Jackie Speier describes herself as a fighter, and rightly so. In 1978, she survived being shot five times while investigating human-rights abuses by Rev. Jim Jones at his People’s Temple compound in Jonestown, Guyana—an attack that killed her boss, Congressman Leo Ryan. Fourteen years later, Speier overcame another tragedy, losing her husband in a car accident when she was pregnant with her second child. Now, the congresswoman from California is a member of both the Congressional Caucus for Women’s Issues and the Pro-Choice Caucus, fighting to promote legislation to improve women’s lives. Last year on the House floor, she faced down opponents of abortion, sharing a personal story of an abortion she herself endured due to complications with her pregnancy. Her latest fight: fair pay for women. We tracked her down on Equal Pay Day to see how that’s going.
Last week, one of Mitt Romney’s top aides was unable to answer a reporter’s question about whether Romney supports the Lilly Ledbetter Fair Pay Act. The act, based on Ledbetter’s historic battle with Goodyear about unequal pay, expands the amount of time an employee has to report paycheck discrimination. This week, Romney declined to clarify whether he would have signed the 2009 act, although he says he supports fair pay. What’s your take?
I think his campaign is a reflection of priorities we’ve seen among right-wing Republicans. Women should be barefoot and pregnant. It speaks to this assault on women’s rights and on the value of women, on attempts to ban contraception. The first George Bush was a proponent of Planned Parenthood. This extreme tilt to the right now is diminishing women, particularly when you realize that 98 percent of women have used contraception at some point.
Also this month, the governor of Wisconsin, Scott Walker, repealed his state’s Equal Pay Enforcement Act, which allowed victims of paycheck discrimination to seek damages in state courts. One reason given was false accusations against companies. What do you think?
It’s almost like the Republican leadership has to establish their credibility by showing how willing they are to unravel their support for women.
Women currently earn 77 percent of men’s pay, according to the American Association of University Women. That’s up from 59 percent in 1970, but still pretty lousy. Hispanic women earn just 61 percent of men’s pay. Why do you think there’s been such slow progress on this front?
People take it in stride. But we’re talking about real money—a difference of $750,000 to $2 million over a lifetime, depending on the job. The group that is most discriminated against is in the financial sector. That’s consistent with what was a male-dominated financial meltdown. Women regulators had to step in. The reason April 17 is Equal Pay Day is that the period from January to April 17 reflects how much longer women have to work each year to make the same pay as a man makes in a year.

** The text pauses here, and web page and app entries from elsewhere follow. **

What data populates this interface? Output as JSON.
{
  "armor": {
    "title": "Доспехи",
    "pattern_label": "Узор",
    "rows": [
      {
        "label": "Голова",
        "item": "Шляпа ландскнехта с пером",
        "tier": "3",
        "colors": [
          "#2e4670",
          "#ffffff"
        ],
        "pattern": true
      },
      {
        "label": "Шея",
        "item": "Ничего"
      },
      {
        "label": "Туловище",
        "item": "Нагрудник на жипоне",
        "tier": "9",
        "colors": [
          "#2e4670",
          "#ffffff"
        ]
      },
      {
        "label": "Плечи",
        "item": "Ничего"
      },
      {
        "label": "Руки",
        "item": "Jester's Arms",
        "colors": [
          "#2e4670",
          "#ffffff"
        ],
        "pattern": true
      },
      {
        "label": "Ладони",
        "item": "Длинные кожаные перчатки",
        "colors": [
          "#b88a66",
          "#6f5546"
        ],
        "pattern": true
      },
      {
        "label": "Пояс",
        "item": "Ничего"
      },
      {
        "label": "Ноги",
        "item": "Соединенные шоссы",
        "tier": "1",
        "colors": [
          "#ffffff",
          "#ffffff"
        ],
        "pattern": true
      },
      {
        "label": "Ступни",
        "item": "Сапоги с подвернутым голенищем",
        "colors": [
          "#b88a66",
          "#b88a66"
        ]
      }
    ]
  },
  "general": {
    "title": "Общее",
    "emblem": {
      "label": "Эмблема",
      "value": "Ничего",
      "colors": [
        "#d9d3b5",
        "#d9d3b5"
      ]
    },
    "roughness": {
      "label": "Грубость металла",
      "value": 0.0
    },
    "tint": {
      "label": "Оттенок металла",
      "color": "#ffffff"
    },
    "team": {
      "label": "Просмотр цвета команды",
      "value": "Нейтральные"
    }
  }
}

Critics say the pay gap is skewed by the fact that women often leave the workforce for a few years to raise children, so when they come back, they have fallen behind in pay.
It’s a fairness issue—if you do the same job as a man, you should get the same pay. We’re comparing apples to apples. To somehow argue that women have reproductive requirements that take them out of the workforce and lessen their pay, that’s not the issue. It’s about fairness.
A study from the American Association of University Women showed that among recent college graduates, women make just 80 percent of men’s salaries—right out of the gate, before having children. Is that because of the jobs women choose, such as teaching, which tend to be low-paying?
Even in teaching jobs, in a predominantly female profession, women end up getting paid less than men. In fact, when teaching became a more female profession, the average salary of teachers went down. It’s not just a problem in teaching. It happens across industries. Male hairdressers make more than women as well.
Home Depot, Novartis, Smith Barney, and Walmart have spent hundreds of millions of dollars settling gender-pay discrimination suits. The Paycheck Fairness Act is in Congress now, expanding upon the Equal Pay Act of 1963, which legislated equal pay for equal work. Among other things, the new act would crack down on companies that retaliate against employees who report paycheck discrimination. What else will the new act do?
It helps ensure compliance, with more penalties, stronger enforcement, more training for companies. Any improvement in women’s pay over the years has been at a snail’s pace. At this point it’s going to be another 50 years before we catch up. Can you imagine? It’s been going on so long and we still can’t get it right.
For more information on your rights, call the U.S. Equal Employment Opportunity Commission hotline at 800-669-4000.